Ford Motor, the second-largest American automaker, is considering Nigeria as an option on its plan to open new manufacturing plants on the continent.
The company is looking to expand its manufacturing plants in Africa, as it introduces new models like the Mustang sports car and predicts industry-wide auto sales will grow 40 percent by 2020.
Jim Benintende, Ford’s head of operations in the Middle East and Africa is formulating an Africa growth strategy to increase Ford’s factories in Africa beyond its two plants in South Africa, with Nigeria being considered as an option, he revealed in a chat with Bloomberg.
“It’s going to be a rocky road for a bit of time,” Benintende said. “But you’ve got to take the long-term view in places like Nigeria. It’s the biggest economy in Africa. You can’t ignore that. It’s got abundant natural resources; it’s got a burgeoning middle class. There’s a lot of real good reasons to look at Nigeria for future investment.”

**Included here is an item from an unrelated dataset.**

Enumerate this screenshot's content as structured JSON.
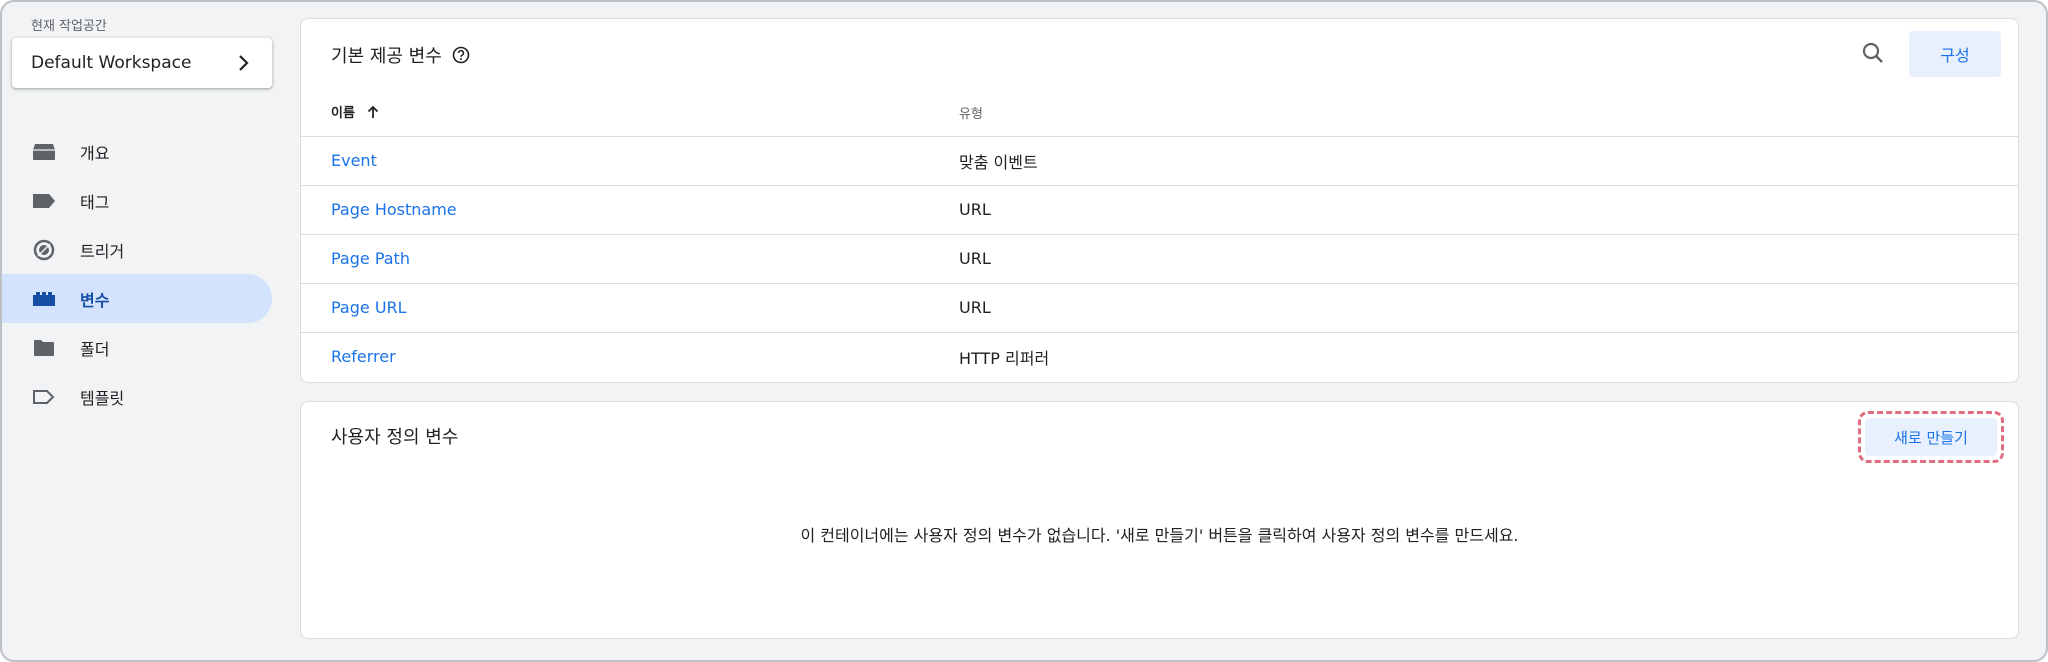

Benintende also is traveling the continent to explore Ford’s options in the region. He said he expects to submit a proposal to Fields next year with a detailed plan on how many factories and dealerships the automaker needs to add.

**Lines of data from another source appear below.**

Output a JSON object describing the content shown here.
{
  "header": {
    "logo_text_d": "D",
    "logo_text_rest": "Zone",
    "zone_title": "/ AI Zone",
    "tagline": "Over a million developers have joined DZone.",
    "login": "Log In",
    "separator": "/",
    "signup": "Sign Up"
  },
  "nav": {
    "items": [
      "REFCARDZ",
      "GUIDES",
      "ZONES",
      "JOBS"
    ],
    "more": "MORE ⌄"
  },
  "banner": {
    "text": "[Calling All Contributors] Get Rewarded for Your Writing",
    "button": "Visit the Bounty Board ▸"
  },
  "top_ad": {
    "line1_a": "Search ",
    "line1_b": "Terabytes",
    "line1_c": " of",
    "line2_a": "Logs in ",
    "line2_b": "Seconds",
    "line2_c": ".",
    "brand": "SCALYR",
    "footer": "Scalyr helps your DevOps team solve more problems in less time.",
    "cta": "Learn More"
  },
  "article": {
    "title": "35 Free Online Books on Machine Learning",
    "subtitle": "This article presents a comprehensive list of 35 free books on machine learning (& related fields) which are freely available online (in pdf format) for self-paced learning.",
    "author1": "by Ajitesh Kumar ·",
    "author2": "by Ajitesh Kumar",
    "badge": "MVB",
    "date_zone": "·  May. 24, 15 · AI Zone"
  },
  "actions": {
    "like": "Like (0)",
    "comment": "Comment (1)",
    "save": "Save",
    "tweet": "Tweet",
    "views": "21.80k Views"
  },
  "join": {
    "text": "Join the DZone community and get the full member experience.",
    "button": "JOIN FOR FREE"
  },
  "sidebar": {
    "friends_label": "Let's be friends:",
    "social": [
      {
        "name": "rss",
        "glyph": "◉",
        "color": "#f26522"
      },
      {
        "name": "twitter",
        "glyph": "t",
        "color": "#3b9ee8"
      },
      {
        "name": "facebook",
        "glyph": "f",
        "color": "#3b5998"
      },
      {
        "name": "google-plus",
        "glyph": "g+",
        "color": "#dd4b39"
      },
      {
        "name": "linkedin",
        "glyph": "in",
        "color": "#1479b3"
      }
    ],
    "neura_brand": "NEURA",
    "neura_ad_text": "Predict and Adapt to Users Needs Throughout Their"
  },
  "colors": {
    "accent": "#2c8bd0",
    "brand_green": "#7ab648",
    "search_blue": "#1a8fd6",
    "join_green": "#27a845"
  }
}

“We need to put Ford people on the ground, close to our customers,” Benintende said. “We can’t operate from an ivory tower.”

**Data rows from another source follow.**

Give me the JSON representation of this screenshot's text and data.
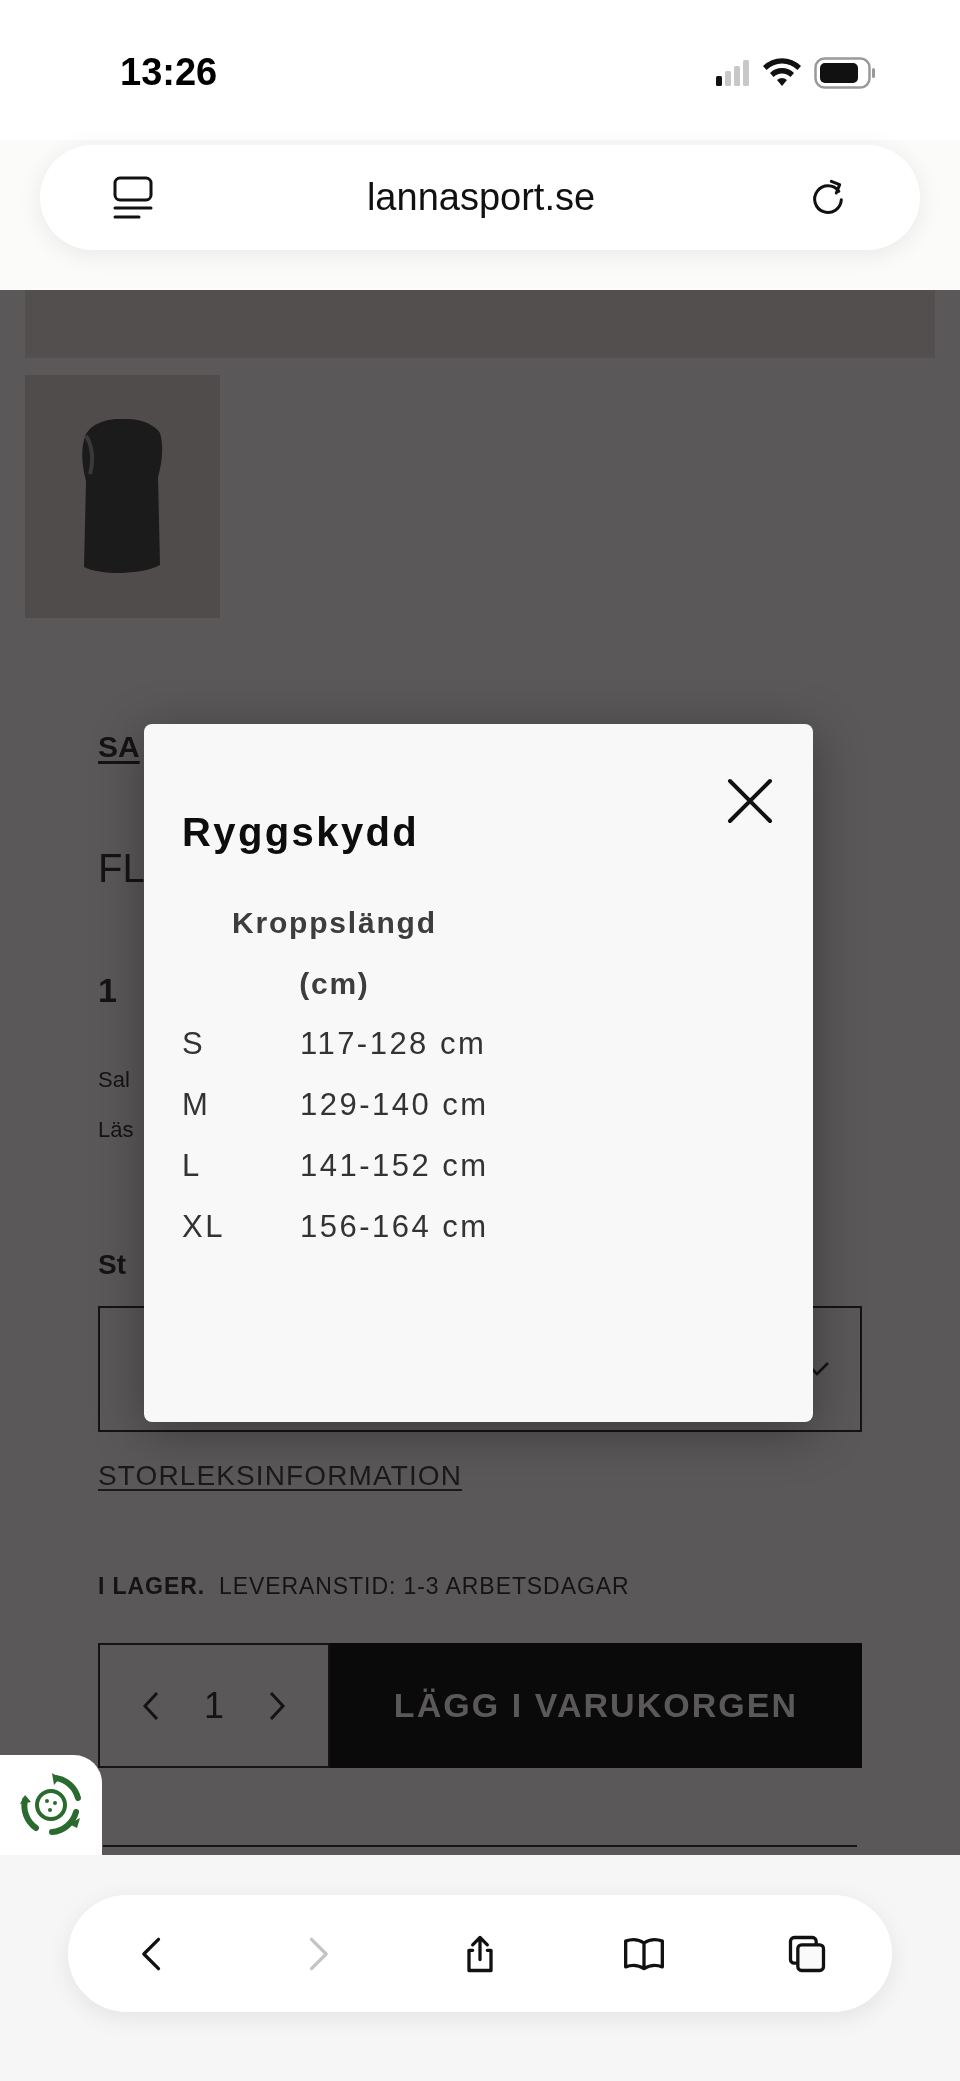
{
  "status_bar": {
    "time": "13:26"
  },
  "browser": {
    "url": "lannasport.se"
  },
  "page": {
    "fragments": [
      {
        "kind": "link",
        "text": "SA"
      },
      {
        "kind": "title",
        "text": "FL"
      },
      {
        "kind": "price",
        "text": "1"
      },
      {
        "kind": "body",
        "text": "Sal"
      },
      {
        "kind": "body",
        "text": "Läs"
      },
      {
        "kind": "label",
        "text": "St"
      }
    ],
    "size_info_link": "STORLEKSINFORMATION",
    "stock": {
      "status": "I LAGER.",
      "delivery": "LEVERANSTID: 1-3 ARBETSDAGAR"
    },
    "quantity": "1",
    "add_to_cart": "LÄGG I VARUKORGEN"
  },
  "modal": {
    "title": "Ryggskydd",
    "column_header": "Kroppslängd (cm)",
    "rows": [
      {
        "size": "S",
        "length": "117-128 cm"
      },
      {
        "size": "M",
        "length": "129-140 cm"
      },
      {
        "size": "L",
        "length": "141-152 cm"
      },
      {
        "size": "XL",
        "length": "156-164 cm"
      }
    ]
  },
  "toolbar": [
    {
      "kind": "back",
      "disabled": false
    },
    {
      "kind": "forward",
      "disabled": true
    },
    {
      "kind": "share",
      "disabled": false
    },
    {
      "kind": "bookmarks",
      "disabled": false
    },
    {
      "kind": "tabs",
      "disabled": false
    }
  ]
}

Meanwhile, General Electric (GE) another United States (U.S.) manufacturing giant has big spending plans for Africa. GE hopes to develop facilities, improve supply chains and train workers, according to a statement from the Fairfield, Connecticut-based company.
Announcing plans to invest $2 billion in the region by 2018 and double its workforce on the continent, GE’s Africa business includes supplying locomotives for Nigeria and aircraft engines for Kenya Airways. GE yesterday announced
The local payroll is thus expected to swell to 4,000 people during the next few years compared with about 2,000 now as the company expands into the continent’s eastern nations, according to Jay Ireland, GE’s Africa CEO.
Africa’s vehicle market is accelerating rapidly. Ford, projects that industry-wide sales will grow to 2.1 million vehicles over the next six years, from 1.5 million in 2013. Africa’s driving-age population is projected to soar 55 percent to 840 million people by 2023, from 540 million last year, Ford has said.
Source: Carmudi Nigeria